I had lived long enough with my little sister, Putty, to see a disaster when it was coming straight at me, and I’d learned not to hesitate.
I launched myself forward just as the figure reached the end of the rope and lost their grip. Feet crashed into my outstretched arms, the sack hit my head, and we both collapsed to the hard road with an explosion of breath. The stranger leaped up and I stumbled after, still half tangled with their arms and legs.
“Are you…?” I started, but I didn’t have time to finish.
The figure whipped away the scarf that had been tied around their face and let long, brown hair fall free. I found myself looking up into a girl’s dark eyes.
“Oh,” I said, letting go quickly and stepping back. At a guess, she was about a year older than me, but she was much taller, and I could see she was part native Martian.
She looked completely furious.
“What do you think you’re doing?” she demanded.
“What do I think I’m doing?” I spluttered. “What do you think you’re doing?”
She looked at me like I was an idiot. “I’m escaping. What does it look like?”
I glanced over her shoulder at Lady Harleston’s house.
“Who are you escaping from?”
The girl gave me a pitying look. “From whoever owns this house.
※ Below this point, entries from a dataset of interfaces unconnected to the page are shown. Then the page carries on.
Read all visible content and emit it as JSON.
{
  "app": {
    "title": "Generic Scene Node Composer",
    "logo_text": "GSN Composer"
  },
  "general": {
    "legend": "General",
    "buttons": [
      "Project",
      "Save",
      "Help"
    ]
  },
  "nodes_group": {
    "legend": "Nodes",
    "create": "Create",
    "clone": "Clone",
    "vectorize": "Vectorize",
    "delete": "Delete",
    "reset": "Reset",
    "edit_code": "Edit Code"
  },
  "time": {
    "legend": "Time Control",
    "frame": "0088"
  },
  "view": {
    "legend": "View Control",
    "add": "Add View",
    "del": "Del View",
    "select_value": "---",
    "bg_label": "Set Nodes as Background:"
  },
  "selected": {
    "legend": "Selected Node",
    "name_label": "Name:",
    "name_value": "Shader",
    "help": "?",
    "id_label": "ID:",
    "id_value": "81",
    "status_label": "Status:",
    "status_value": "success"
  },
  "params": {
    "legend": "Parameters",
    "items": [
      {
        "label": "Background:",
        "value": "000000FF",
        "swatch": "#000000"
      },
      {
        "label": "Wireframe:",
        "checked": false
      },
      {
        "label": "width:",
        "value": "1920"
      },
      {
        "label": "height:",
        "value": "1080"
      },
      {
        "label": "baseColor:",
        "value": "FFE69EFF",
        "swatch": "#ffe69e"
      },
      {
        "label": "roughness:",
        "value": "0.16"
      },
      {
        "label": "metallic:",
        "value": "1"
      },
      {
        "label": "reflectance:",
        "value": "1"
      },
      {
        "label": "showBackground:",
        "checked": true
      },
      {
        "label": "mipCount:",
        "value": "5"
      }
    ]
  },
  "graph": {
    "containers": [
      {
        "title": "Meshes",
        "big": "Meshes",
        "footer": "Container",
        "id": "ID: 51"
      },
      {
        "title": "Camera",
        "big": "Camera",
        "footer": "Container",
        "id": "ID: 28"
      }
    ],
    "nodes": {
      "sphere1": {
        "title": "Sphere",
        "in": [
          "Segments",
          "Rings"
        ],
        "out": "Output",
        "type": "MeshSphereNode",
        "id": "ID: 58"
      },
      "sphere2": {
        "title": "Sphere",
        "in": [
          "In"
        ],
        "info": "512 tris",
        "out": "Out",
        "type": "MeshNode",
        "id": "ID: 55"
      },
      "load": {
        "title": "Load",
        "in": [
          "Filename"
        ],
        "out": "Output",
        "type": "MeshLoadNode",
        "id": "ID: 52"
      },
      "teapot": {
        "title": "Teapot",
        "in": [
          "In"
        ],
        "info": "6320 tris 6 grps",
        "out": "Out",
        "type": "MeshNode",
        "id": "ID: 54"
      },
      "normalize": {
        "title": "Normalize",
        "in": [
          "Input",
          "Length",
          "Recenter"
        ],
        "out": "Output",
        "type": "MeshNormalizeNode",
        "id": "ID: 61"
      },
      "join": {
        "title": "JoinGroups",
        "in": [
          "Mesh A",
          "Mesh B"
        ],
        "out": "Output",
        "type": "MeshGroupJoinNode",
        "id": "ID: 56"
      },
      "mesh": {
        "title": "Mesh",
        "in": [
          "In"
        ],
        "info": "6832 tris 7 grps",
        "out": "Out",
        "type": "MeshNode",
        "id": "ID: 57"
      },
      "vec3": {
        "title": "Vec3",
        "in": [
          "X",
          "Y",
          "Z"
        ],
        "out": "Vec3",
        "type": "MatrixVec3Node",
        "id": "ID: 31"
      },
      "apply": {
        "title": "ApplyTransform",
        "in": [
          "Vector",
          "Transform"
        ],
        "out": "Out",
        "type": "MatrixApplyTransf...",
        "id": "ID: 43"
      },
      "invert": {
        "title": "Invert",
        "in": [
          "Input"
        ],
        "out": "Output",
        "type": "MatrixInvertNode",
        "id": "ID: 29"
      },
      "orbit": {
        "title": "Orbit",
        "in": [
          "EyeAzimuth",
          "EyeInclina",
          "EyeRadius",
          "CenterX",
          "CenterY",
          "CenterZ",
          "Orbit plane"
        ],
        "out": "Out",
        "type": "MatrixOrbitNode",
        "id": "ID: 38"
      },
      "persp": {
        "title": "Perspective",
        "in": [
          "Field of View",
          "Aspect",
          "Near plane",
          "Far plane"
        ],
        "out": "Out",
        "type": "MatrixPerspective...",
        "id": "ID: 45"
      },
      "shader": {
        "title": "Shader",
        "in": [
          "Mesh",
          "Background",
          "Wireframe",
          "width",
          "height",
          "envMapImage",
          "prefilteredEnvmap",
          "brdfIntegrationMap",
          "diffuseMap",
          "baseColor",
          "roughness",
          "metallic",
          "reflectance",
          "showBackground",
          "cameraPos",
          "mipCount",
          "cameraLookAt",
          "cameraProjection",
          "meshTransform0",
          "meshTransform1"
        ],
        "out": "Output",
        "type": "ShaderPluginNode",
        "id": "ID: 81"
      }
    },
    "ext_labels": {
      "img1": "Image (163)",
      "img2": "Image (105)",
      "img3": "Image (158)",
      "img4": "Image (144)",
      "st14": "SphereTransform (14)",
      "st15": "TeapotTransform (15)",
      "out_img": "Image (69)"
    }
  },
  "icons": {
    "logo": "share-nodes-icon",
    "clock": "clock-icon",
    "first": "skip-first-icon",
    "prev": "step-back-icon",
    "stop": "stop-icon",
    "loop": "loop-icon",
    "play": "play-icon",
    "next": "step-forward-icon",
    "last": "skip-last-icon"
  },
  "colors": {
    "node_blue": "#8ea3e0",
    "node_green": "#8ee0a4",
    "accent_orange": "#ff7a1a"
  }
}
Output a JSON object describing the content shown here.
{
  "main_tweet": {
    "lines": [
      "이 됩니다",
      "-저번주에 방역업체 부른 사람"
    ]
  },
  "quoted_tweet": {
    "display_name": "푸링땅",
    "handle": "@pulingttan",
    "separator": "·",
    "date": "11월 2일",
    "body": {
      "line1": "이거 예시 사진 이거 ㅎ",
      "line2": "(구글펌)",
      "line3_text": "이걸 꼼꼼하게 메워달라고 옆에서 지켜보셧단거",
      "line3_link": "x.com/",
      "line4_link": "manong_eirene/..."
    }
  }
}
Obviously.”
This conversation was getting away from me. My mouth opened and closed like a hungry fish. “Were you robbing it?”
“Let’s think,” she said. “You caught me climbing out of a house on the end of a rope in the middle of the night with a bag over my shoulder. What did you think I was doing? Cleaning the windows?”
“That’s wrong,” I said, realizing how stupid I sounded. I didn’t normally get this flustered, even when arguing with Putty. But Putty didn’t make me feel sweaty and fidgety, like I was wearing a shirt made from squeezethorn fibers. I wondered if falling into the beetle-vine cluster had made me sick.
“So what are you going to do?” she said. “Report me to the militia?”
I kept catching myself staring at her, then having to look away quickly.
“You’d be arrested,” I said.
She glanced around. “Look, where are you going anyway?”
I pointed up the road with a shaky hand. “Um. To the Flame House,” I said, giving the name the locals used for our new home.
“Well, I’m going the opposite direction. You can make yourself useful and help me with the bag if you like. I can’t wait here all night.”
I gawped like a confused marsh bat. “I’m not going to help you carry stolen goods.”
“Fine, then.” She hoisted the heavy bag onto her shoulder. “If I’m caught and hanged it’ll be your fault.”
I spluttered. “My fault? I saved you! You’d have broken a leg if I hadn’t caught you.”
“Don’t be absurd. I’ve done that a thousand times.” She sniffed and wrinkled her nose. “You smell really bad. Now, good-bye!”
“It’s the beetle-vine,” I mumbled, but she’d already turned on her heel and jogged away down a nearby alley, into the concealing darkness.
I stared after her. I wanted to say, Don’t go, but I knew how ridiculous I would sound.
Almost as ridiculous as I looked standing here, mouth hanging open, as though I were trying to catch glow moths.
My head hurt.
I backed away, and my foot hit something. It skidded across the cobbles, glinting metallically. I followed, then crouched to pick it up, frowning.
It was some kind of mechanical device—but old, like something that had been pulled out of a dragon tomb. It was cylindrical, the size of my fist, and cleverly made. I peered at it. Through a dozen small holes in the side, I saw fine brass cogs and levers, and the hint of a coiled spring deep inside.
I had no idea what it was. The thief must have stolen it from Lady Harleston’s house and dropped it when we got all tangled up. The thought made me feel uncomfortably hot in my jacket again, despite the cold air.
Perhaps she would come back for it.
I dithered, peering into the alley, the device clutched in my hands.
And a hand closed tight on my shoulder. “Got you!” a voice exclaimed.
I nearly jumped out of my skin.
So many options!
I’m so proud of this book. I fell in love with Patrick’s writing (in our first week as students at the Clarion West writing workshop 16 years ago) even before I fell in love with him as a person, and this book is my favorite so far. I can’t wait to hear what you guys think of it!